[Records provided — start]

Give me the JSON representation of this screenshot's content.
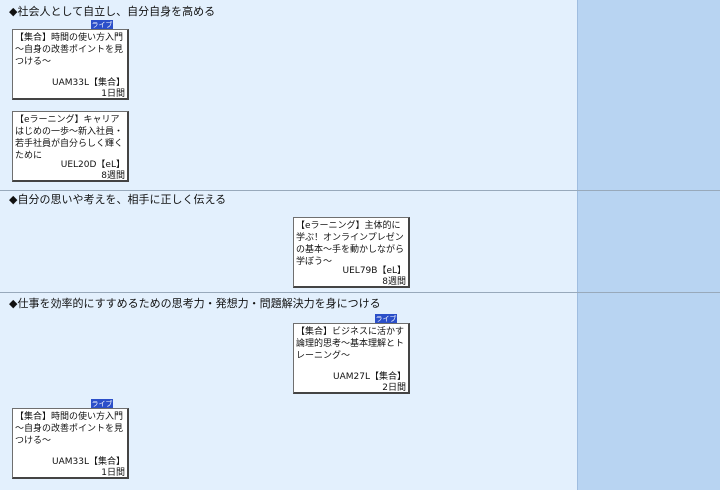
{
  "sections": [
    {
      "title": "◆社会人として自立し、自分自身を高める",
      "cards": [
        {
          "badge": "ライブ",
          "title": "【集合】時間の使い方入門～自身の改善ポイントを見つける～",
          "code": "UAM33L【集合】",
          "duration": "1日間"
        },
        {
          "title": "【eラーニング】キャリアはじめの一歩～新入社員・若手社員が自分らしく輝くために",
          "code": "UEL20D【eL】",
          "duration": "8週間"
        }
      ]
    },
    {
      "title": "◆自分の思いや考えを、相手に正しく伝える",
      "cards": [
        {
          "title": "【eラーニング】主体的に学ぶ！オンラインプレゼンの基本～手を動かしながら学ぼう～",
          "code": "UEL79B【eL】",
          "duration": "8週間"
        }
      ]
    },
    {
      "title": "◆仕事を効率的にすすめるための思考力・発想力・問題解決力を身につける",
      "cards": [
        {
          "badge": "ライブ",
          "title": "【集合】ビジネスに活かす論理的思考～基本理解とトレーニング～",
          "code": "UAM27L【集合】",
          "duration": "2日間"
        },
        {
          "badge": "ライブ",
          "title": "【集合】時間の使い方入門～自身の改善ポイントを見つける～",
          "code": "UAM33L【集合】",
          "duration": "1日間"
        }
      ]
    }
  ]
}
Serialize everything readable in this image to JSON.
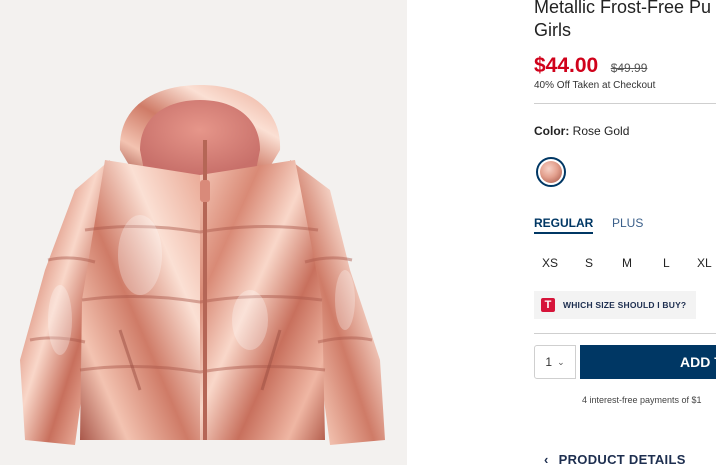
{
  "product": {
    "title_line1": "Metallic Frost-Free Pu",
    "title_line2": "Girls",
    "sale_price": "$44.00",
    "original_price": "$49.99",
    "promo_text": "40% Off Taken at Checkout"
  },
  "color": {
    "label": "Color:",
    "value": "Rose Gold",
    "swatch_icon": "rose-gold-swatch"
  },
  "fit": {
    "tabs": [
      "REGULAR",
      "PLUS"
    ],
    "selected": "REGULAR"
  },
  "sizes": [
    "XS",
    "S",
    "M",
    "L",
    "XL"
  ],
  "size_guide": {
    "badge": "T",
    "label": "WHICH SIZE SHOULD I BUY?"
  },
  "cart": {
    "quantity": "1",
    "add_label": "ADD T",
    "installment_text": "4 interest-free payments of $1"
  },
  "details": {
    "label": "PRODUCT DETAILS"
  },
  "colors": {
    "sale_red": "#d0021b",
    "navy": "#003764",
    "rose_gold": "#e3a08e"
  }
}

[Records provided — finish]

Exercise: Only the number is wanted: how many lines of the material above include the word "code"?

Reply to the task: 5